Continuing the discussion from PCT vs Free Energy (Specification versus Prediction):

I think the term that best describes input functions is “perceptual functions”. The perceptual functions in PCT are assumed to be neural networks that act as *mathematical functions* that take afferent neural signals as inputs and produce a single afferent signal as output.

I think what is really needed is to figure out what it is about these perceptual functions that gets reorganized when reorganization occurs. You talk about reorganizing “input functions” quite a bit when you talk about reorganization but it’s never been clear to me what it is about these functions that you think is being reorganized. I see three possibilities:

- The inputs to the function
- The parameters of the function
- The nature of the function itself

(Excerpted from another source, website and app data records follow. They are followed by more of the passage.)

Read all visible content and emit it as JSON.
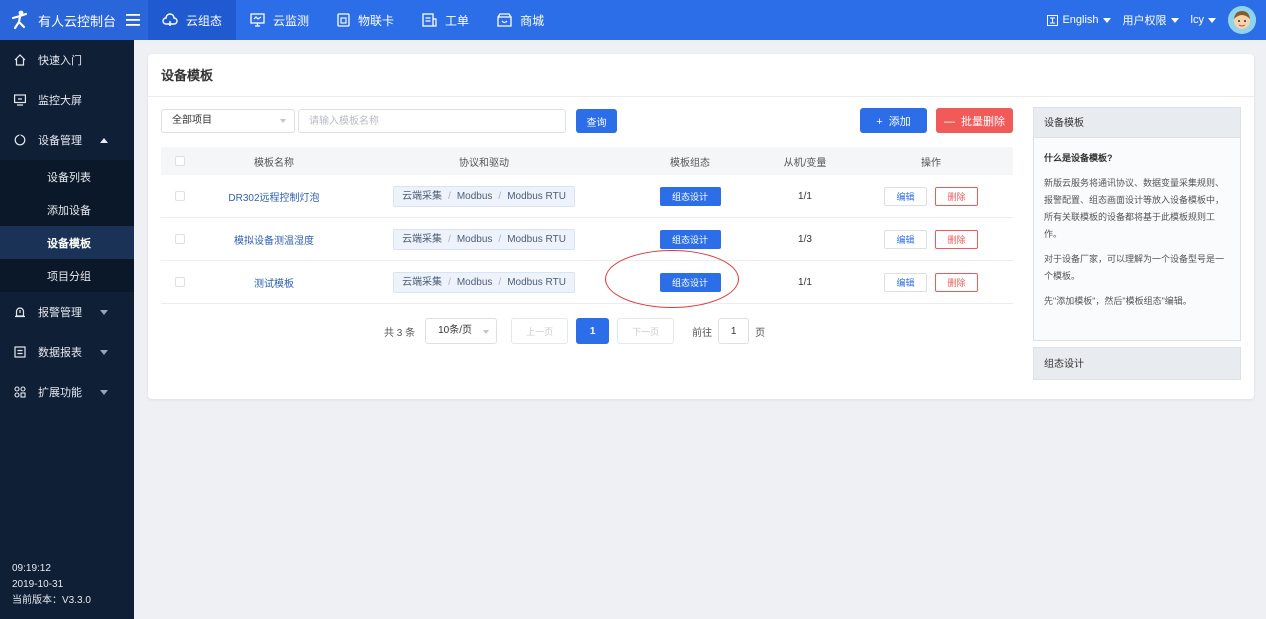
{
  "topbar": {
    "brand_title": "有人云控制台",
    "nav": [
      {
        "label": "云组态",
        "icon": "cloud-icon",
        "active": true
      },
      {
        "label": "云监测",
        "icon": "monitor-icon",
        "active": false
      },
      {
        "label": "物联卡",
        "icon": "sim-card-icon",
        "active": false
      },
      {
        "label": "工单",
        "icon": "work-order-icon",
        "active": false
      },
      {
        "label": "商城",
        "icon": "shop-icon",
        "active": false
      }
    ],
    "language": "English",
    "permissions": "用户权限",
    "user": "lcy"
  },
  "sidebar": {
    "items": [
      {
        "label": "快速入门",
        "icon": "home-icon"
      },
      {
        "label": "监控大屏",
        "icon": "screen-icon"
      },
      {
        "label": "设备管理",
        "icon": "device-icon",
        "expanded": true
      },
      {
        "label": "报警管理",
        "icon": "alarm-icon"
      },
      {
        "label": "数据报表",
        "icon": "report-icon"
      },
      {
        "label": "扩展功能",
        "icon": "extension-icon"
      }
    ],
    "sub_items": [
      {
        "label": "设备列表"
      },
      {
        "label": "添加设备"
      },
      {
        "label": "设备模板",
        "active": true
      },
      {
        "label": "项目分组"
      }
    ],
    "footer": {
      "time": "09:19:12",
      "date": "2019-10-31",
      "version": "当前版本：V3.3.0"
    }
  },
  "main": {
    "title": "设备模板",
    "filter": {
      "project_select": "全部项目",
      "search_placeholder": "请输入模板名称",
      "query_label": "查询"
    },
    "actions": {
      "add_label": "添加",
      "batch_delete_label": "批量删除"
    },
    "table": {
      "headers": [
        "模板名称",
        "协议和驱动",
        "模板组态",
        "从机/变量",
        "操作"
      ],
      "rows": [
        {
          "name": "DR302远程控制灯泡",
          "protocol": [
            "云端采集",
            "Modbus",
            "Modbus RTU"
          ],
          "design": "组态设计",
          "slave": "1/1",
          "edit": "编辑",
          "delete": "删除"
        },
        {
          "name": "模拟设备测温湿度",
          "protocol": [
            "云端采集",
            "Modbus",
            "Modbus RTU"
          ],
          "design": "组态设计",
          "slave": "1/3",
          "edit": "编辑",
          "delete": "删除"
        },
        {
          "name": "测试模板",
          "protocol": [
            "云端采集",
            "Modbus",
            "Modbus RTU"
          ],
          "design": "组态设计",
          "slave": "1/1",
          "edit": "编辑",
          "delete": "删除"
        }
      ]
    },
    "pagination": {
      "total": "共 3 条",
      "page_size": "10条/页",
      "prev": "上一页",
      "current": "1",
      "next": "下一页",
      "goto_label": "前往",
      "goto_value": "1",
      "page_unit": "页"
    }
  },
  "help": {
    "title": "设备模板",
    "question": "什么是设备模板?",
    "paragraphs": [
      "新版云服务将通讯协议、数据变量采集规则、报警配置、组态画面设计等放入设备模板中，所有关联模板的设备都将基于此模板规则工作。",
      "对于设备厂家，可以理解为一个设备型号是一个模板。",
      "先\"添加模板\"，然后\"模板组态\"编辑。"
    ],
    "footer_title": "组态设计"
  },
  "colors": {
    "primary": "#2c6ee8",
    "danger": "#f25a5a",
    "sidebar_bg": "#0f1f36",
    "annotation": "#e03a3a"
  }
}
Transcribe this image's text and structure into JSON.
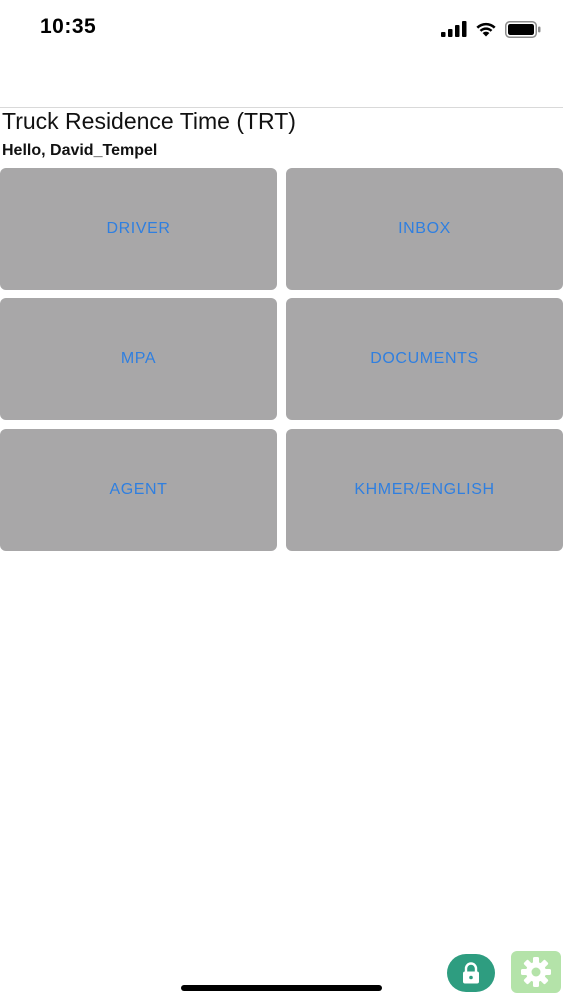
{
  "status_bar": {
    "time": "10:35",
    "icons": [
      "cellular-signal-icon",
      "wifi-icon",
      "battery-icon"
    ]
  },
  "header": {
    "title": "Truck Residence Time (TRT)",
    "greeting": "Hello, David_Tempel"
  },
  "menu": {
    "tiles": [
      {
        "label": "DRIVER"
      },
      {
        "label": "INBOX"
      },
      {
        "label": "MPA"
      },
      {
        "label": "DOCUMENTS"
      },
      {
        "label": "AGENT"
      },
      {
        "label": "KHMER/ENGLISH"
      }
    ]
  },
  "floating_buttons": {
    "lock_icon": "lock-icon",
    "settings_icon": "gear-icon"
  },
  "colors": {
    "tile_background": "#a8a7a8",
    "tile_text": "#2f7fe0",
    "lock_button": "#2e9d80",
    "settings_button": "#b4e3a9"
  }
}
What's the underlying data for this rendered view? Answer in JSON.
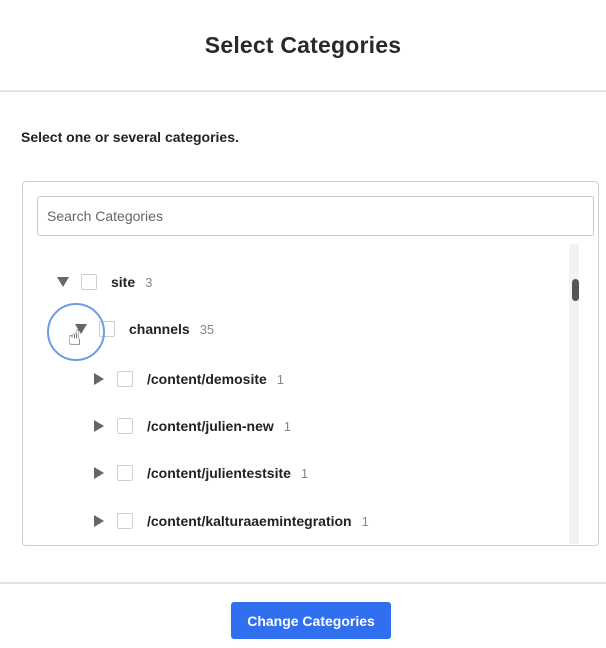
{
  "dialog": {
    "title": "Select Categories",
    "instructions": "Select one or several categories.",
    "search_placeholder": "Search Categories",
    "primary_button": "Change Categories"
  },
  "tree": {
    "root": {
      "label": "site",
      "count": "3",
      "expanded": true
    },
    "channels": {
      "label": "channels",
      "count": "35",
      "expanded": true
    },
    "children": [
      {
        "label": "/content/demosite",
        "count": "1"
      },
      {
        "label": "/content/julien-new",
        "count": "1"
      },
      {
        "label": "/content/julientestsite",
        "count": "1"
      },
      {
        "label": "/content/kalturaaemintegration",
        "count": "1"
      }
    ]
  },
  "icons": {
    "expanded": "caret-down-icon",
    "collapsed": "caret-right-icon",
    "cursor": "hand-pointer-icon"
  },
  "colors": {
    "accent": "#2f6ff0",
    "focus_ring": "#6f9be6",
    "caret": "#666666"
  }
}
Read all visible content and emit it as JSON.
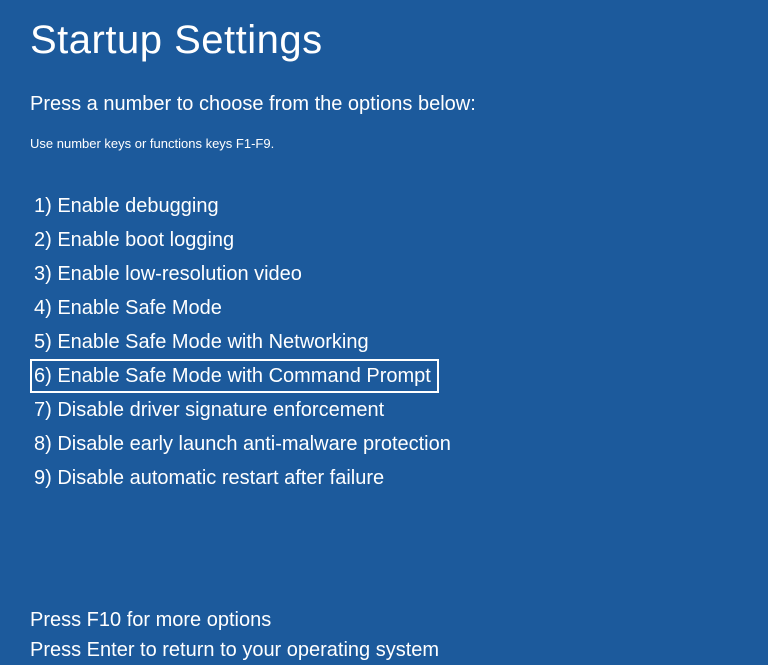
{
  "title": "Startup Settings",
  "subtitle": "Press a number to choose from the options below:",
  "hint": "Use number keys or functions keys F1-F9.",
  "options": [
    "1) Enable debugging",
    "2) Enable boot logging",
    "3) Enable low-resolution video",
    "4) Enable Safe Mode",
    "5) Enable Safe Mode with Networking",
    "6) Enable Safe Mode with Command Prompt",
    "7) Disable driver signature enforcement",
    "8) Disable early launch anti-malware protection",
    "9) Disable automatic restart after failure"
  ],
  "footer": {
    "more": "Press F10 for more options",
    "return": "Press Enter to return to your operating system"
  }
}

I think 1) and 2) are physiologically feasible, can be accomplished in a reasonably short time and that the effectiveness of both has been demonstrated in Bill Powers’ simulation of reorganization that was rewritten in Java by Mark Smith.

I think 3) may be physiologically possible but I don’t believe it could be accomplished in a reasonably short time – especially if the nature of the function that needs to be constructed is particularly complex. I also know of no model of reorganization where reorganization of the perceptual functions involves changing the nature of the function itself.

In Bill’s model of reorganization of the perceptual functions, all the perceptual functions that are reorganized are of the same type. They are linear functions of the form:

p = a.1 * x.1 + a.2 * x.2…+ a.n * x.n.

The reorganization involves random change of the parameters of this function (the a.i’s), which is type 2) reorganization. When a parameter goes to 0 it reorganization has functionally removed the corresponding input (the corresponding x.i), which is type 1) reorganization.

It seems to me that 3)-type reorganization of perceptual functions is inconsistent with the current version of the PCT model, which posits that there are about 10 different ways in which all humans perceive the world. This implies that humans have about 10 different types of perceptual functions. A considerable amount of research is needed to test whether or not this conjecture is true. But if it is, it suggests that all people come into the world with the *same 10 types of perceptual functions* “built in”. It seems highly unlikely that these *same 10 types* of perceptual functions would be built by everyone from scratch by random reorganization.

It also seems unlikely that reorganization could regularly come up with a completely new perceptual function type as a way of solving control problems. Such a change would result in a completely new way of experiencing the world. But may it could. I’d be interested in seeing any relevant data on this.

I think it would be worthwhile to try to figure out how to determine which of these three different possible ways of reorganizing perceptual functions is going on in any particular learning situation.